Not every keyword you can dream up for your products is a good keyword to use in Google AdWords. When determining what keywords to use, I find it crucial to also think about the type of matching that should be used as well.
For some general keywords broad match should be considered off limits. A better use for some keyword phrases would be only phrase match or exact match. The default for AdWords is broad match. When you wrap your keyword phrase with ” it is called phrase match. When you wrap your keywords with [ it is called exact match. Google reviews your match type in determining how to show your keywords.
If you are getting many impressions but your click through rate is low, then you may need to carefully review what broad match keywords you are using and either pause them or show them instead as phrase match or exact match terms. Remember when it comes to broad match, Google adds other words in your phrase, before, after, in between, and even uses synonyms. In some cases your broad match term could be showing ads on search phrases that are not even remotely pertinent to your services.
I am not saying broad match keywords are not usable in a well structured AdWords campaign, but that thought should be given to the words before a match type is selected.
If you have been advertising on Yahoo, now is the time to carefully review your Yahoo account. Specifically in regards to the character count in your ad text titles. The reason for this careful review is for you to be ready for account migration from the Yahoo PPC platform to MSN adCenter which is the platform for Bing.com ads.
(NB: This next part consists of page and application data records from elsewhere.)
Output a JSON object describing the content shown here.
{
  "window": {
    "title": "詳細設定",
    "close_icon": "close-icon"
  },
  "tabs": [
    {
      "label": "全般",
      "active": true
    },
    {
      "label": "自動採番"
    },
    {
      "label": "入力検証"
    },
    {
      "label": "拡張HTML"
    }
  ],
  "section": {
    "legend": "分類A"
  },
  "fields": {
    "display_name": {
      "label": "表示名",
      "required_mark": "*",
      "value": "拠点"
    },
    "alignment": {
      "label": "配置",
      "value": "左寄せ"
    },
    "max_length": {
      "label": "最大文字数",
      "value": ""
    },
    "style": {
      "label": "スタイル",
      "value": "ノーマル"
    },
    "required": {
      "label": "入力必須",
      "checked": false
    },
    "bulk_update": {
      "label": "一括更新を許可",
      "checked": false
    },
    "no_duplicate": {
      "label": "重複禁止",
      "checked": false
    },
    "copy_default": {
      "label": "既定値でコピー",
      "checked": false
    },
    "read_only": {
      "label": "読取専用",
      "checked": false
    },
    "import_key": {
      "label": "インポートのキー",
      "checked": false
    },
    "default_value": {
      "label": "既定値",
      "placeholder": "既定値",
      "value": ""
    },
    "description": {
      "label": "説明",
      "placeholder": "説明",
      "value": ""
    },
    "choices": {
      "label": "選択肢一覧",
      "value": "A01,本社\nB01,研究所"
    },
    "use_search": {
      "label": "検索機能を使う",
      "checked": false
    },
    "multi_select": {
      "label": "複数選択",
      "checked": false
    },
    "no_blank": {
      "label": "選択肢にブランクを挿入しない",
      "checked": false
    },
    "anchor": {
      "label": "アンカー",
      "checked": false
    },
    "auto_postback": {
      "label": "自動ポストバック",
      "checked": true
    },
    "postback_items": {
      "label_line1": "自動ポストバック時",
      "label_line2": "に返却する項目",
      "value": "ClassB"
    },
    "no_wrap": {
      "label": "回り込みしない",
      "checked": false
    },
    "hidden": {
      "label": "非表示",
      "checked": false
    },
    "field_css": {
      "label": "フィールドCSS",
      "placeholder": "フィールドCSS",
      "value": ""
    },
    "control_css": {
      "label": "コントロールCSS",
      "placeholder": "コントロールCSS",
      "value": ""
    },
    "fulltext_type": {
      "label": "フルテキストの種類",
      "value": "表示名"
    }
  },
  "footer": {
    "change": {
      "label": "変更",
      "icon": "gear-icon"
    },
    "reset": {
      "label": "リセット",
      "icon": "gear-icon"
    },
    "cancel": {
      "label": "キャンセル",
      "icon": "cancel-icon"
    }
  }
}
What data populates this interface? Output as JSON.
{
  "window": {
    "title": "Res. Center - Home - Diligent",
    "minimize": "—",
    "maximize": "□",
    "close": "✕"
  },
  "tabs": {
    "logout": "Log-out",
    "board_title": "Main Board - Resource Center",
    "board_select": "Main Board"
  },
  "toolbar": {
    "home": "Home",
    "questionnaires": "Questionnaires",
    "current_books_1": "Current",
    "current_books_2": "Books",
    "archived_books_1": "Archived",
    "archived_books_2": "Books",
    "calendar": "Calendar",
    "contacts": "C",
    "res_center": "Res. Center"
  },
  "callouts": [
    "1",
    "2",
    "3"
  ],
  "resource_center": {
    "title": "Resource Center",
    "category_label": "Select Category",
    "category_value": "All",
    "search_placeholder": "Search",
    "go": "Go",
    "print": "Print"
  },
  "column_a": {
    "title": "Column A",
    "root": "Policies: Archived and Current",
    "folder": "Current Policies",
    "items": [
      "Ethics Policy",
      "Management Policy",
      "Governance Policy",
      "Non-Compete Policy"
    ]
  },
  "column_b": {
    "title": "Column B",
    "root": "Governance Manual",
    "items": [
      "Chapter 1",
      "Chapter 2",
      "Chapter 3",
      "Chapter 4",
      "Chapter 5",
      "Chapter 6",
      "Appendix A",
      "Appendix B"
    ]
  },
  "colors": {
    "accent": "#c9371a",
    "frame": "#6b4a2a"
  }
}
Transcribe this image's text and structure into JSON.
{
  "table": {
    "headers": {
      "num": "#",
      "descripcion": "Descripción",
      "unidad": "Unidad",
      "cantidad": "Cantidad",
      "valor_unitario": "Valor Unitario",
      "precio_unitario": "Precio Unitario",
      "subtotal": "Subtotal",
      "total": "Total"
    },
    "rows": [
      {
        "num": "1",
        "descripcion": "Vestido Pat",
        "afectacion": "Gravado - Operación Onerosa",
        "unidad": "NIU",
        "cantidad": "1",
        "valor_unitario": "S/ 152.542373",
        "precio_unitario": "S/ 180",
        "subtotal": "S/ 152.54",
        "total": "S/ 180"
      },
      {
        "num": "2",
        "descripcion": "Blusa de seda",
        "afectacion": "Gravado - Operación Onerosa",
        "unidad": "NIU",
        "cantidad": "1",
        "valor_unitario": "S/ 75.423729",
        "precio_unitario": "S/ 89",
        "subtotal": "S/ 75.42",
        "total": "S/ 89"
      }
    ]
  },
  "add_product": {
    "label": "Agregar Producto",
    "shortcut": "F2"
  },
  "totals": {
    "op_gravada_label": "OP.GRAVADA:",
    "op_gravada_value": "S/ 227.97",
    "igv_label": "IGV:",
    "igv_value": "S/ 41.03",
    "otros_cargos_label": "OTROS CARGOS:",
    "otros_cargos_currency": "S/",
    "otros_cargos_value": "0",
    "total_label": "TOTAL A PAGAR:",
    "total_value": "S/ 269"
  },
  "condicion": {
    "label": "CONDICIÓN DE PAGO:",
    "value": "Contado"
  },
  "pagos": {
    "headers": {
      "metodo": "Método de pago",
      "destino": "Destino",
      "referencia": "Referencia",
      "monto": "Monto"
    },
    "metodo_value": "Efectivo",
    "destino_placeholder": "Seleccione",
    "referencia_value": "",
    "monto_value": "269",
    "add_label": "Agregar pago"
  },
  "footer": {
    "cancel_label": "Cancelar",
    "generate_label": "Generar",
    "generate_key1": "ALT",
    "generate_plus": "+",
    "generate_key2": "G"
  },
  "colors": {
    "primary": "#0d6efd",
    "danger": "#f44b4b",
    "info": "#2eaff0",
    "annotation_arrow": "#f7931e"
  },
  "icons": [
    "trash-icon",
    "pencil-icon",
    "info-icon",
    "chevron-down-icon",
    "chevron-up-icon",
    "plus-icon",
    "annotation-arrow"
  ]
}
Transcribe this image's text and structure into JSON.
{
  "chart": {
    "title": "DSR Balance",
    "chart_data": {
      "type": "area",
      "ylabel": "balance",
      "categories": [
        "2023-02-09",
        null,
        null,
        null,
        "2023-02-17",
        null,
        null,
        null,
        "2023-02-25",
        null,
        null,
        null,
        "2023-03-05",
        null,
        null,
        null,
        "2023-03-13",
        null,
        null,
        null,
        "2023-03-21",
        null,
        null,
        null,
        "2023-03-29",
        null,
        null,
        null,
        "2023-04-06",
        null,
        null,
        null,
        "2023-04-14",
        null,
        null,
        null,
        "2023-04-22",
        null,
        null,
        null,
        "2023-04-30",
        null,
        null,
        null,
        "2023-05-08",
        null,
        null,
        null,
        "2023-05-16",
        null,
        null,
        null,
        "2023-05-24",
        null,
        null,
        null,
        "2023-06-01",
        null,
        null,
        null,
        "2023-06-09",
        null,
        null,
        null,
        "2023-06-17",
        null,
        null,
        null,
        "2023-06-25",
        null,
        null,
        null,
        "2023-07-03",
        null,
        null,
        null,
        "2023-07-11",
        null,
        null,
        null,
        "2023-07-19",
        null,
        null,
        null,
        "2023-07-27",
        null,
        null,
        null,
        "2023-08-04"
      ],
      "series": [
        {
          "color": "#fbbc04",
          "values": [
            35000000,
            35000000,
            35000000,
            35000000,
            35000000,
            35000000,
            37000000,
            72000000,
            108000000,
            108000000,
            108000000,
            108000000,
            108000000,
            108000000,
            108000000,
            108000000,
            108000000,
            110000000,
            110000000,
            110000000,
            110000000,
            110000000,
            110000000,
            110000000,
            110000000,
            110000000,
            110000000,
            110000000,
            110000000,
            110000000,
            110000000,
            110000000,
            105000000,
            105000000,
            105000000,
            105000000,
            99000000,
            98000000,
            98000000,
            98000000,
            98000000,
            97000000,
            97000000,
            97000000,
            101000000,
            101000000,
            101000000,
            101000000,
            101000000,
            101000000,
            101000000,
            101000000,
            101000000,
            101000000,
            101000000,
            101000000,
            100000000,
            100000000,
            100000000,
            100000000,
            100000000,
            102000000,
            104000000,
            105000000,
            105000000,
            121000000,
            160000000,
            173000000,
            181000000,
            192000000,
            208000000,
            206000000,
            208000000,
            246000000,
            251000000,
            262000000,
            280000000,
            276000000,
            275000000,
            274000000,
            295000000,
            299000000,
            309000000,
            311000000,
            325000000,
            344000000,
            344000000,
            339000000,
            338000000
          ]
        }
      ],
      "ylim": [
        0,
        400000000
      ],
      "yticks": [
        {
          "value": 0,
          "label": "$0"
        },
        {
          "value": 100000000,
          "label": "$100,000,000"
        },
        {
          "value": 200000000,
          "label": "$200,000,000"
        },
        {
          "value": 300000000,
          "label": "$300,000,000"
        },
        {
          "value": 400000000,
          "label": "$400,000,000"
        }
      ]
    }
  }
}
Yahoo has allowed up to 40 characters in the title. Bing/Microsoft will only allow 25 characters including spaces. For accounts that have been migrated already and did not make the changes, adCenter simply drops the ads. I had one client do his own migration and no ad text imported which was a huge problem for a program of his size.
By the end of this month all ads served on Yahoo and Bing will be controlled from the Microsoft adCenter control panel. It is by far better for you to control what gets imported and prepare now than to have an import arbitrarily done for you.
Don’t wait, get started in preparing your account this week to prevent end of the month problems.
This past weekend I sadly removed all information about Yahoo Search Marketing from my website. I have been a Yahoo Search Marketing Ambassador for years and have offered Yahoo PPC set up and management services. MSN adCenter however is taking over the Yahoo PPC control panel and is already serving Bing ads and Bing search results on Yahoo.
A sad goodbye to Yahoo Search Marketing. I’ve seen plenty of changes over the years and have always felt that Yahoo PPC was a good product and in many cases had strong conversions for businesses who advertised there. But, I am looking forward to the changes that are ahead as Yahoo and Bing merge.
One thing that I have found as the transition from Yahoo to Bing continues this month is that the automated import from Yahoo to adCenter can be problematic for accounts that do not have a good account structure and which have not readied their ads. In one case that I just recently saw for a very large program, the keywords all came over but nearly none of the ad text imported.
Before you click to import your account to adCenter, make sure to review your Yahoo ad titles you must be at 25 characters including spaces to have your ads import. If you are at 40 which is what Yahoo had allowed, your ad text will most likely not import into adCenter.
So goodbye Yahoo we’ll miss you, but be savvy and prepare your Yahoo account before you migrate to adCenter. By the way, Bing says that most accounts will be fully migrated by the end of October or so. Bing and Yahoo want to have completed the change before holiday promoting and shopping for year end take place. – a smart move!